Next were seared shrimp over coconut rice with a spicy sauce of some sort. I like spicy foods and thought this was probably the best dish served, but my husband who doesn't like "hot/spicy" at all said it was too hot for his palate.
The third station featured mealy pap with a fresh tomato and jalapeno sauce (Are jalapenos South African?), Durban chicken skewers and sliced beef with traditional South African spices. I personally am not a fan of mealy pap, but with this particular sauce, it was very tasty. My husband asked for his mealy pap without the tomato sauce and thought it was good, but when he tasted just a bit of my sauce, he again thought it was too spicy/hot.
Next were bacon wrapped scallops and spinach couscous. Both were delicious! Both items had great flavor and were cooked perfectly.
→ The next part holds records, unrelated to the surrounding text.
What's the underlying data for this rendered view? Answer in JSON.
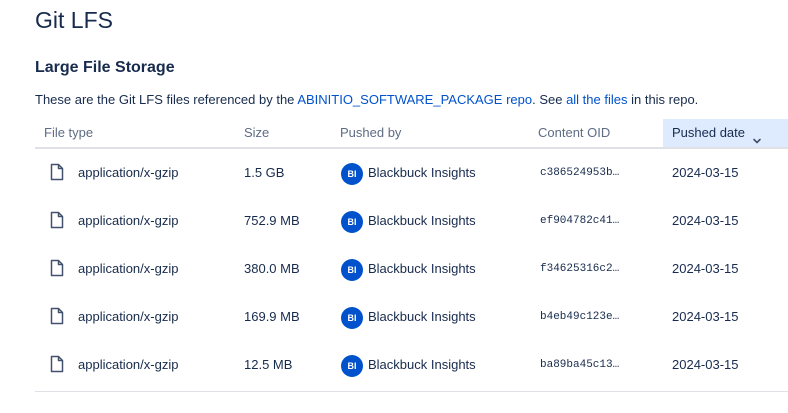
{
  "page": {
    "title": "Git LFS"
  },
  "section": {
    "title": "Large File Storage",
    "desc_prefix": "These are the Git LFS files referenced by the ",
    "repo_link": "ABINITIO_SOFTWARE_PACKAGE repo",
    "desc_middle": ". See ",
    "all_files_link": "all the files",
    "desc_suffix": " in this repo."
  },
  "table": {
    "headers": {
      "file_type": "File type",
      "size": "Size",
      "pushed_by": "Pushed by",
      "content_oid": "Content OID",
      "pushed_date": "Pushed date"
    },
    "sort_icon": "chevron-down-icon",
    "rows": [
      {
        "file_type": "application/x-gzip",
        "size": "1.5 GB",
        "avatar": "BI",
        "pushed_by": "Blackbuck Insights",
        "oid": "c386524953b…",
        "date": "2024-03-15"
      },
      {
        "file_type": "application/x-gzip",
        "size": "752.9 MB",
        "avatar": "BI",
        "pushed_by": "Blackbuck Insights",
        "oid": "ef904782c41…",
        "date": "2024-03-15"
      },
      {
        "file_type": "application/x-gzip",
        "size": "380.0 MB",
        "avatar": "BI",
        "pushed_by": "Blackbuck Insights",
        "oid": "f34625316c2…",
        "date": "2024-03-15"
      },
      {
        "file_type": "application/x-gzip",
        "size": "169.9 MB",
        "avatar": "BI",
        "pushed_by": "Blackbuck Insights",
        "oid": "b4eb49c123e…",
        "date": "2024-03-15"
      },
      {
        "file_type": "application/x-gzip",
        "size": "12.5 MB",
        "avatar": "BI",
        "pushed_by": "Blackbuck Insights",
        "oid": "ba89ba45c13…",
        "date": "2024-03-15"
      }
    ]
  },
  "colors": {
    "link": "#0052cc",
    "avatar_bg": "#0052cc",
    "sorted_header_bg": "#deebff",
    "text": "#172b4d",
    "muted": "#5e6c84"
  }
}
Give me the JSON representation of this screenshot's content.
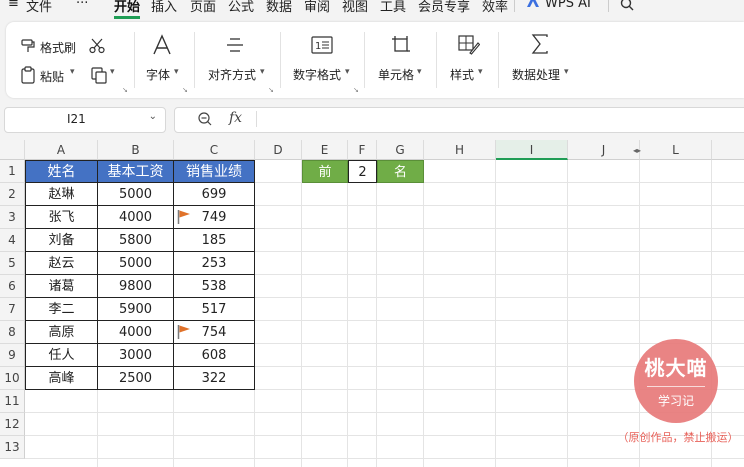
{
  "menubar": {
    "hamburger": "≡",
    "file": "文件",
    "more": "···",
    "tabs": [
      "开始",
      "插入",
      "页面",
      "公式",
      "数据",
      "审阅",
      "视图",
      "工具",
      "会员专享",
      "效率"
    ],
    "wps_ai": "WPS AI"
  },
  "ribbon": {
    "format_painter": "格式刷",
    "paste": "粘贴",
    "font": "字体",
    "align": "对齐方式",
    "number_format": "数字格式",
    "cell": "单元格",
    "style": "样式",
    "data_processing": "数据处理"
  },
  "formula_bar": {
    "name_box": "I21",
    "fx": "fx",
    "formula": ""
  },
  "columns": [
    "A",
    "B",
    "C",
    "D",
    "E",
    "F",
    "G",
    "H",
    "I",
    "J",
    "L"
  ],
  "rows": [
    "1",
    "2",
    "3",
    "4",
    "5",
    "6",
    "7",
    "8",
    "9",
    "10",
    "11",
    "12",
    "13"
  ],
  "table": {
    "headers": [
      "姓名",
      "基本工资",
      "销售业绩"
    ],
    "rows": [
      [
        "赵琳",
        "5000",
        "699"
      ],
      [
        "张飞",
        "4000",
        "749"
      ],
      [
        "刘备",
        "5800",
        "185"
      ],
      [
        "赵云",
        "5000",
        "253"
      ],
      [
        "诸葛",
        "9800",
        "538"
      ],
      [
        "李二",
        "5900",
        "517"
      ],
      [
        "高原",
        "4000",
        "754"
      ],
      [
        "任人",
        "3000",
        "608"
      ],
      [
        "高峰",
        "2500",
        "322"
      ]
    ],
    "flagged_rows": [
      1,
      6
    ],
    "header_color": "#4472c4",
    "flag_color": "#e0722a"
  },
  "topn": {
    "front": "前",
    "n": "2",
    "rank": "名",
    "color": "#70ad47"
  },
  "watermark": {
    "name": "桃大喵",
    "sub": "学习记",
    "notice": "（原创作品，禁止搬运）",
    "color": "#e87a7a"
  }
}
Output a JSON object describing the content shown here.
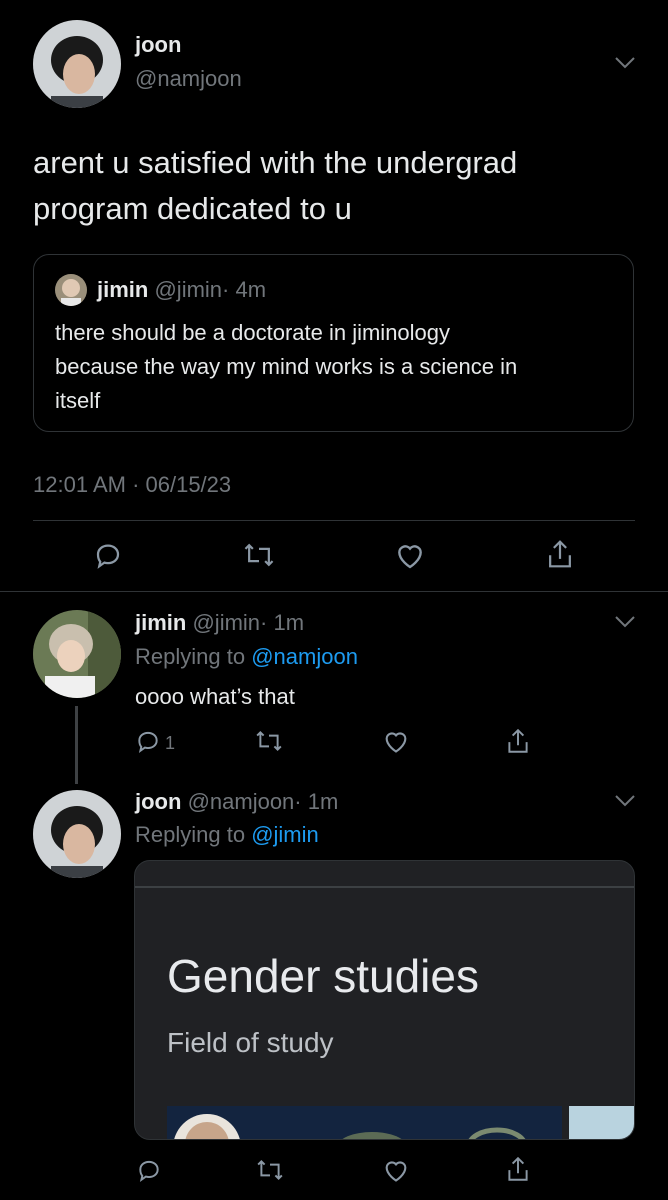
{
  "main_tweet": {
    "display_name": "joon",
    "handle": "@namjoon",
    "text_line1": "arent u satisfied with the undergrad",
    "text_line2": "program dedicated to u",
    "quote": {
      "display_name": "jimin",
      "handle": "@jimin",
      "separator": "·",
      "time": "4m",
      "text_line1": "there should be a doctorate in jiminology",
      "text_line2": "because the way my mind works is a science in",
      "text_line3": "itself"
    },
    "timestamp": "12:01 AM · 06/15/23"
  },
  "reply1": {
    "display_name": "jimin",
    "handle": "@jimin",
    "separator": "·",
    "time": "1m",
    "replying_prefix": "Replying to",
    "replying_to": "@namjoon",
    "text": "oooo what’s that",
    "reply_count": "1"
  },
  "reply2": {
    "display_name": "joon",
    "handle": "@namjoon",
    "separator": "·",
    "time": "1m",
    "replying_prefix": "Replying to",
    "replying_to": "@jimin",
    "card": {
      "title": "Gender studies",
      "subtitle": "Field of study"
    }
  },
  "colors": {
    "background": "#000000",
    "text": "#e7e9ea",
    "muted": "#71767b",
    "link": "#1d9bf0",
    "border": "#2f3336"
  },
  "icons": [
    "chevron-down-icon",
    "reply-icon",
    "retweet-icon",
    "like-icon",
    "share-icon"
  ]
}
Station five featured cheeses. I can't even tell you the names of all of them, but they were delicious! There was a brie with mushrooms that was outstanding. Also white and yellow cheddar, camembert, bleu, Muenster, port salud and a number of other cheeses were offered, along with pistachios, smoked almonds, dried apple rings, raisins and a wonderful fruit chutney. A variety of breads and crackers rounded out the cheese table.
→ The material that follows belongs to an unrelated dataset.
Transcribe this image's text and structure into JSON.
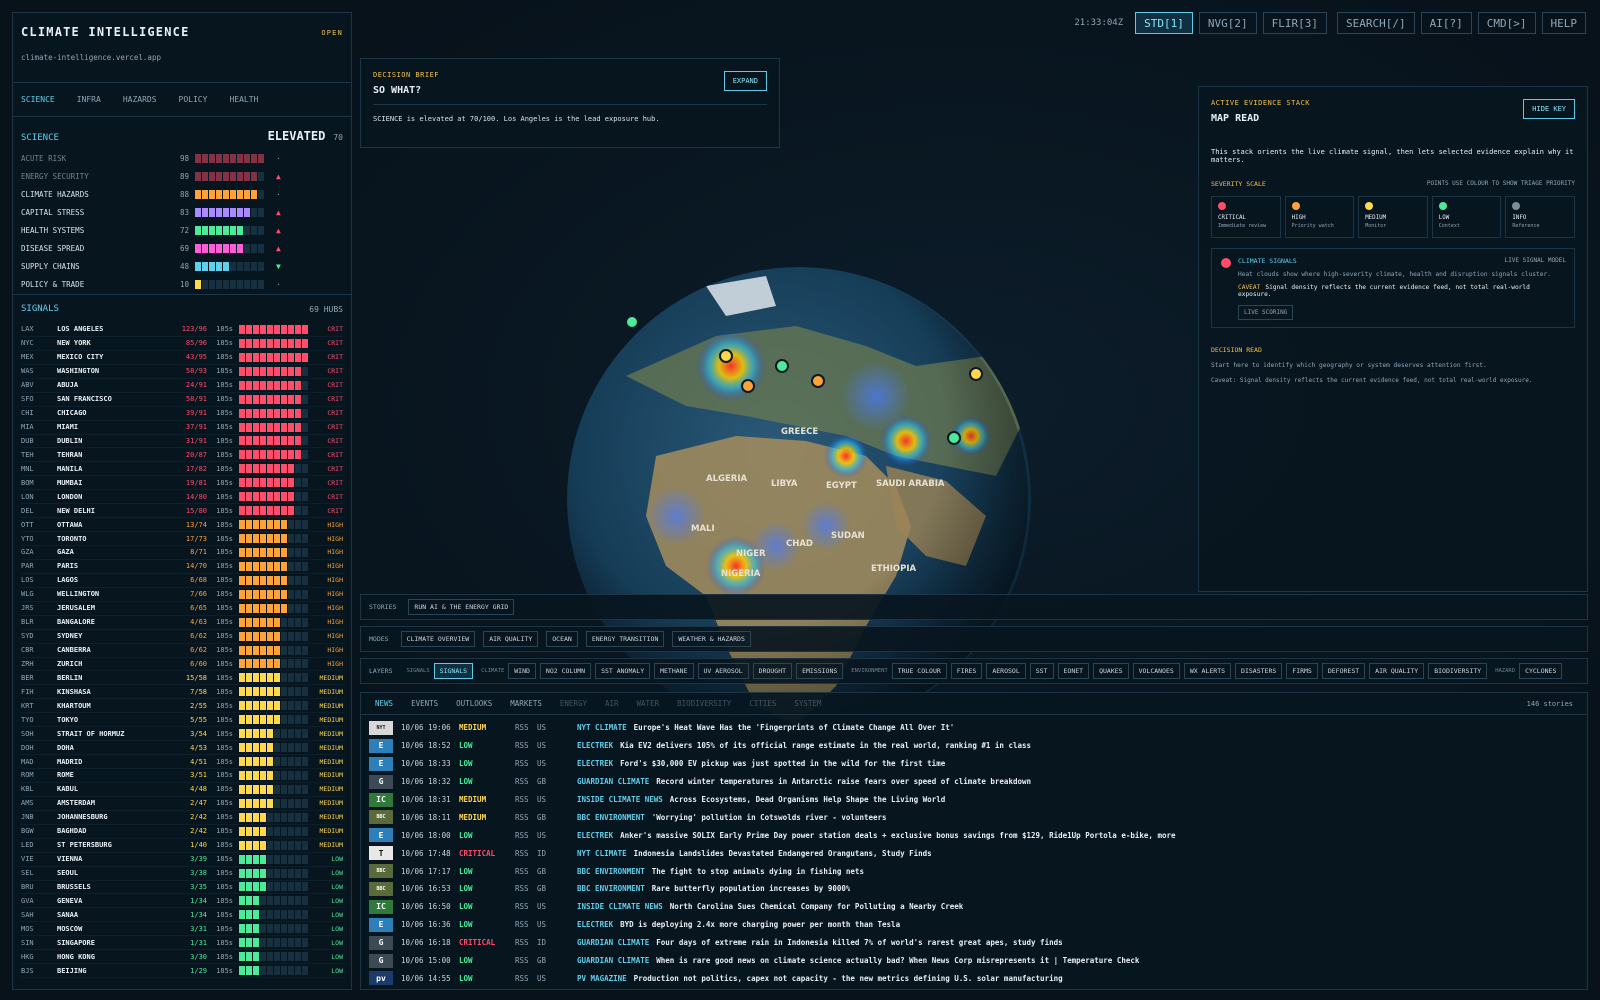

The last table (and we're still trying to figure out why it was last) again featured a sliced beef that had been rubbed with various spices and herbs. It was delicious, but for some strange reason, it seemed out of place at the end of the "buffet line" and, although most of the other stations had lines, this particular one was virtually "unvisited."
The "roaring entertainment" was provided by a jazz sextet that performed almost all evening on the center stage. Their music was perfect for the evening, very lively, very entertaining, but not so loud as to drown out conversation. During the rare breaks in their performance, there was "piped in" music, some with a definite African flavor.
I'd estimate 450 to 500 guests attended, so the World Showplace was not crowded. Everyone seemed to be having an enjoyable time, but it was a "quieter" event than Party for the Senses. We never had to walk very far before we could find an empty table where we could stop and enjoy our food and wine. The servers did an outstanding job of clearing dirty dishes. Rarely did a dirty dish sit on a table for more than a minute or two.
Of course, with a new event there are always a couple of things that I think could have made it better. First, all the food stations were lined up along one side of the venue. It looked like one, long buffet line. Early in the evening lines from one station actually extended all the way to the previous station. In my opinion, it might have been better to "scatter" the food tables around the room.
Second, they served the food on salad-size china plates, but they didn't hand out the "wine glass notch" plastic plates used at Party for the Senses. This made it extremely difficult to hold your glass of wine, the plate for the food and then try to pick up a dinner roll and butter, silverware or napkins.
Also, there were no desserts! How can you have a "dinner" with no sweet to top it off? I wasn't expecting a dessert buffet, but one or two "sweet" items would have been appreciated, even something as simple as mints or mini cookies.
Despite the few criticisms, overall, this event rated a "Wow!" from both of us. We enjoyed the wines (Of course!); we found the foods tasty with plenty of variety; and we enjoyed the entertainment. Unlike Party for the Senses, where there are so many foods you want to taste that you end up not really being able to relax (and you come out just stuffed to the gills!), The South African Wine Adventure was a relaxing evening. You really had time to sit down and enjoy your wine and food. If this event is offered next year, you can be sure we will attend again. On a scale of 1 to 10, we rate this event a 9.5.